EXERCISE GOAL>
This exercise asks for a copy of each line in the records below with the word "gabarit" in it.

DATA FOR THE TASK>
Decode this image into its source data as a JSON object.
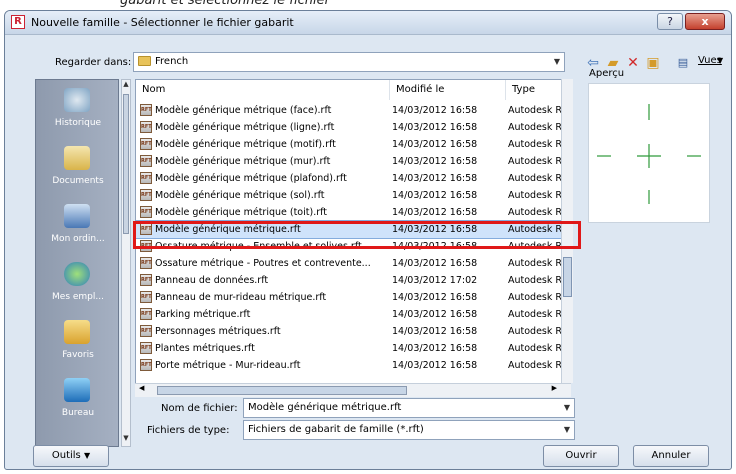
{
  "caption": "gabarit et sélectionnez le fichier",
  "window": {
    "title": "Nouvelle famille - Sélectionner le fichier gabarit",
    "app_icon": "R",
    "help_label": "?",
    "close_label": "x"
  },
  "look_in": {
    "label": "Regarder dans:",
    "value": "French"
  },
  "toolbar": {
    "icons": [
      "back-arrow-icon",
      "up-folder-icon",
      "delete-icon",
      "new-folder-icon"
    ],
    "views_label": "Vues"
  },
  "places": [
    {
      "label": "Historique",
      "icon": "history-icon"
    },
    {
      "label": "Documents",
      "icon": "documents-icon"
    },
    {
      "label": "Mon ordin...",
      "icon": "computer-icon"
    },
    {
      "label": "Mes empl...",
      "icon": "network-icon"
    },
    {
      "label": "Favoris",
      "icon": "favorites-icon"
    },
    {
      "label": "Bureau",
      "icon": "desktop-icon"
    }
  ],
  "columns": {
    "name": "Nom",
    "date": "Modifié le",
    "type": "Type"
  },
  "files": [
    {
      "name": "Modèle générique métrique (face).rft",
      "date": "14/03/2012 16:58",
      "type": "Autodesk R"
    },
    {
      "name": "Modèle générique métrique (ligne).rft",
      "date": "14/03/2012 16:58",
      "type": "Autodesk R"
    },
    {
      "name": "Modèle générique métrique (motif).rft",
      "date": "14/03/2012 16:58",
      "type": "Autodesk R"
    },
    {
      "name": "Modèle générique métrique (mur).rft",
      "date": "14/03/2012 16:58",
      "type": "Autodesk R"
    },
    {
      "name": "Modèle générique métrique (plafond).rft",
      "date": "14/03/2012 16:58",
      "type": "Autodesk R"
    },
    {
      "name": "Modèle générique métrique (sol).rft",
      "date": "14/03/2012 16:58",
      "type": "Autodesk R"
    },
    {
      "name": "Modèle générique métrique (toit).rft",
      "date": "14/03/2012 16:58",
      "type": "Autodesk R"
    },
    {
      "name": "Modèle générique métrique.rft",
      "date": "14/03/2012 16:58",
      "type": "Autodesk R"
    },
    {
      "name": "Ossature métrique - Ensemble et solives.rft",
      "date": "14/03/2012 16:58",
      "type": "Autodesk R"
    },
    {
      "name": "Ossature métrique - Poutres et contrevente...",
      "date": "14/03/2012 16:58",
      "type": "Autodesk R"
    },
    {
      "name": "Panneau de données.rft",
      "date": "14/03/2012 17:02",
      "type": "Autodesk R"
    },
    {
      "name": "Panneau de mur-rideau métrique.rft",
      "date": "14/03/2012 16:58",
      "type": "Autodesk R"
    },
    {
      "name": "Parking métrique.rft",
      "date": "14/03/2012 16:58",
      "type": "Autodesk R"
    },
    {
      "name": "Personnages métriques.rft",
      "date": "14/03/2012 16:58",
      "type": "Autodesk R"
    },
    {
      "name": "Plantes métriques.rft",
      "date": "14/03/2012 16:58",
      "type": "Autodesk R"
    },
    {
      "name": "Porte métrique - Mur-rideau.rft",
      "date": "14/03/2012 16:58",
      "type": "Autodesk R"
    }
  ],
  "file_icon_text": "RFT",
  "preview_label": "Aperçu",
  "filename": {
    "label": "Nom de fichier:",
    "value": "Modèle générique métrique.rft"
  },
  "filetype": {
    "label": "Fichiers de type:",
    "value": "Fichiers de gabarit de famille  (*.rft)"
  },
  "buttons": {
    "tools": "Outils",
    "open": "Ouvrir",
    "cancel": "Annuler"
  },
  "colors": {
    "highlight": "#e01818",
    "preview_cross": "#2f9a3a",
    "selection": "#cfe3fb"
  }
}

SOLUTION>
  "caption": "gabarit et sélectionnez le fichier",
    "title": "Nouvelle famille - Sélectionner le fichier gabarit",
    "value": "Fichiers de gabarit de famille  (*.rft)"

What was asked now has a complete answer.